Helen Stokes-Lampard

The outgoing RCGP chair is to warn politicians that more needs to be done to improve patient access to GPs. 

Speaking today at the RCGP annual conference in Liverpool, Professor Helen Stokes-Lampard will warn politicians to not take GPs for ‘granted’ when it comes to finding solutions to tackle existing pressure in primary care. 

She will argue the solution to unacceptable waiting times is not ‘arbitrary targets’ that prioritise politicians’ agendas and instead will call for investment in GP workforce and infrastructure across the UK. 

It comes after Prime Minister Boris Johnson pledged to reduce appointment waiting times as part of priorities for his leadership

A recent Pulse survey of 901 UK doctors revealed that the average waiting time for a routine GP appointment is now 15 days, the first time it has exceeded a fortnight

Addressing her keynote speech, Professor Stokes-Lampard will say: ‘Yes, we have promises for more investment into general practice – and there are very welcome signs this is finally getting to the frontline. But many GPs are still telling us that running a practice is unsustainable. That they are planning to hand back the keys, and that they plan to leave the profession sooner than they would have done.

‘Yes, more GPs are entering the profession, but still more are leaving it. Progress has simply not been made in building the GP workforce.’

She will add: ‘Do not take us for granted. Do not make any rash decisions about our service or introduce gimmicks that might be vote winners but would ultimately set back general practice 20 years.

‘History has taught us that access targets in general practice do not work. We must learn from those lessons, not repeat them.

‘We must first be offering what our patients need, not what politicians want. If unrealistic targets are imposed on our profession, it will crumble, and if general practice crumbles, patients won’t be able to see a GP, at all.’

The RCGP previously called for more manageable GP workload, with the introduction of 15-minute consultations by 2030.  

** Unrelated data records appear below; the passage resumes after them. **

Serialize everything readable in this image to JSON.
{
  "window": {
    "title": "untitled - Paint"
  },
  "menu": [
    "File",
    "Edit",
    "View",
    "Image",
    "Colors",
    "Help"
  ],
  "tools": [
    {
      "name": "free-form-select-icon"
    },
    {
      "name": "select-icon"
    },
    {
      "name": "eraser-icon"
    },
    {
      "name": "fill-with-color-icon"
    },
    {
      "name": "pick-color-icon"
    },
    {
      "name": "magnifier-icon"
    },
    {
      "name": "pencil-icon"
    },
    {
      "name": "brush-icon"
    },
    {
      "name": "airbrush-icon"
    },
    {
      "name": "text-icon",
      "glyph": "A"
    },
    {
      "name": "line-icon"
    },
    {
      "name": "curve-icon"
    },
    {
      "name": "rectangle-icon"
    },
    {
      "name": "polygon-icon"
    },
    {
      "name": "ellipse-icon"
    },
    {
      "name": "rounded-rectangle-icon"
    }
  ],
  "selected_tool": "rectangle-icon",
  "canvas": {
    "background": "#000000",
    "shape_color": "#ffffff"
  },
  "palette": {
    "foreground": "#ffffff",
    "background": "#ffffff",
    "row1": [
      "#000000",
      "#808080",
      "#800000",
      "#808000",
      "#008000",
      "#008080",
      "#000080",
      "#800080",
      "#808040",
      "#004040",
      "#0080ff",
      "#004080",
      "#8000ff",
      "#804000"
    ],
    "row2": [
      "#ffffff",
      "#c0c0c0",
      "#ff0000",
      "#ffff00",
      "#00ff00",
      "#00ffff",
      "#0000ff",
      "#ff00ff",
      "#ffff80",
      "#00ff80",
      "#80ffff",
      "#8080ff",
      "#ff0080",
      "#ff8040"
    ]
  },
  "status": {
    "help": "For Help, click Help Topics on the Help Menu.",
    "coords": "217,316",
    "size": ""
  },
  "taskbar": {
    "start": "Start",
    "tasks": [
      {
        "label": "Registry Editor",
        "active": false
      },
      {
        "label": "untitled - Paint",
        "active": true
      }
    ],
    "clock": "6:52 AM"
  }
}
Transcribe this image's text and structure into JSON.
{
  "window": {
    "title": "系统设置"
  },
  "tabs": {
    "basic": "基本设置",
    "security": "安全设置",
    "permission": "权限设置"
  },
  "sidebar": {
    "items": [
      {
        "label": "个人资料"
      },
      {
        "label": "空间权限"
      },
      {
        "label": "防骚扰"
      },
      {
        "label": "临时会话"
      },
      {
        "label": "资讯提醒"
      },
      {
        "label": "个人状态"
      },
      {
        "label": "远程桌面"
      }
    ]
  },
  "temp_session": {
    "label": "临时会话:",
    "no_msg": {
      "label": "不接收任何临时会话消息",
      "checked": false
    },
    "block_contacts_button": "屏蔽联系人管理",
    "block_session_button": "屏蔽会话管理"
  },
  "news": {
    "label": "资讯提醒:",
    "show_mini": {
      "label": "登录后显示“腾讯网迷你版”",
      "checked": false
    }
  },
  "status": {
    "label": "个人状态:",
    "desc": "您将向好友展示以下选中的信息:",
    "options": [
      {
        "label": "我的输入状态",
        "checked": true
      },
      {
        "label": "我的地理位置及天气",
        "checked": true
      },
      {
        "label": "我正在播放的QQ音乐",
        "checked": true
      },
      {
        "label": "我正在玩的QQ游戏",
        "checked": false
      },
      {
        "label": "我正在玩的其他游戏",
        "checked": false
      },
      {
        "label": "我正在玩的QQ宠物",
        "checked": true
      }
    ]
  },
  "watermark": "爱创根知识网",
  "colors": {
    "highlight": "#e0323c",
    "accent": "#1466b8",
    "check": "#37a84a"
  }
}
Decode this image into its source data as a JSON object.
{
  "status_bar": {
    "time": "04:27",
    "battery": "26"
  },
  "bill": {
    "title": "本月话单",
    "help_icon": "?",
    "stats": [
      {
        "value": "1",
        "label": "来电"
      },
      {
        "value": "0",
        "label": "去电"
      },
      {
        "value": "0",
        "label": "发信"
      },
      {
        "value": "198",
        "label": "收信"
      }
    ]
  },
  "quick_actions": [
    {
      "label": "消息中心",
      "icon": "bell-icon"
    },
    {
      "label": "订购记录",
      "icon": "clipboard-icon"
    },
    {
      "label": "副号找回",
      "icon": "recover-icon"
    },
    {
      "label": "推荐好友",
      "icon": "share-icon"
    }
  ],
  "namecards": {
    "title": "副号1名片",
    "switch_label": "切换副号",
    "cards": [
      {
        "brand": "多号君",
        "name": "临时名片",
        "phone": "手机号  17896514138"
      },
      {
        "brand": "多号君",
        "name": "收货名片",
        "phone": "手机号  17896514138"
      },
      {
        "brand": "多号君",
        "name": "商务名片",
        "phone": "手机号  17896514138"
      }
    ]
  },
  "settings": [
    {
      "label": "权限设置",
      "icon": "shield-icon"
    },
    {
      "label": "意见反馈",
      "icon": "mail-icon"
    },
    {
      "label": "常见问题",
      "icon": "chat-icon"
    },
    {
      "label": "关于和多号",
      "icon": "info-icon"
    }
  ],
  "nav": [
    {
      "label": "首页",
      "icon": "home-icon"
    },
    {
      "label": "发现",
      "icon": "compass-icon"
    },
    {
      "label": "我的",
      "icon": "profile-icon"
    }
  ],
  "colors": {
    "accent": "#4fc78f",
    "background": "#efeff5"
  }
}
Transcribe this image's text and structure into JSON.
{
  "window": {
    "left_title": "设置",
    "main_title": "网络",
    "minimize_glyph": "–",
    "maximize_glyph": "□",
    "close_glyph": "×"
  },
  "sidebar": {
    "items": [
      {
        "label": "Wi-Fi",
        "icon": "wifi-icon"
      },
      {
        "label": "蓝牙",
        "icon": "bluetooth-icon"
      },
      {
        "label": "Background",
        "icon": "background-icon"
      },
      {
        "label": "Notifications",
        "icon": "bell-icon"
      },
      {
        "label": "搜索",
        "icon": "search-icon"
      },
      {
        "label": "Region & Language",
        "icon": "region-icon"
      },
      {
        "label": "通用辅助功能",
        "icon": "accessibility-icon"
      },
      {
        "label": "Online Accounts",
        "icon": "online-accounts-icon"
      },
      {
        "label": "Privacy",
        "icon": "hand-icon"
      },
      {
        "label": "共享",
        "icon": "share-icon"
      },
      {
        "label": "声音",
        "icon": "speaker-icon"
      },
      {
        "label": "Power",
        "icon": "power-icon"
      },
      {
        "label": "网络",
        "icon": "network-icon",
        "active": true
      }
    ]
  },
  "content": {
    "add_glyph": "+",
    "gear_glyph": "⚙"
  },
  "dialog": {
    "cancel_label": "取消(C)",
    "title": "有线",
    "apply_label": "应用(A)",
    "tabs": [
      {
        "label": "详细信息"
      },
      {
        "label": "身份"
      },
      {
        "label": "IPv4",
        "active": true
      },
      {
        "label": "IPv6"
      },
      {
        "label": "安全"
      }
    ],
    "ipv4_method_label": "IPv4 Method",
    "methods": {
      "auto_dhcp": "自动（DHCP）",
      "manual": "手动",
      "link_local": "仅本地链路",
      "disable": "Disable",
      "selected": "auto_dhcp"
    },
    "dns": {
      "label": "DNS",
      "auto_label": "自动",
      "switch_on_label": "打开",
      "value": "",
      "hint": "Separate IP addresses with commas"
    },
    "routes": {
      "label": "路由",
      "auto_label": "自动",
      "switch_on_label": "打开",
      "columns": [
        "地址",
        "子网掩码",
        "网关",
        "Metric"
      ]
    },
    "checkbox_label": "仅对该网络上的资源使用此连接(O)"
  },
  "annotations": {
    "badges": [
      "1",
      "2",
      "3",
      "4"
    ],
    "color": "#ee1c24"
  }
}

Professor Stokes-Lampard is to lead the new National Academy for Social Prescribing, which will support prescribing projects such as gardening and singing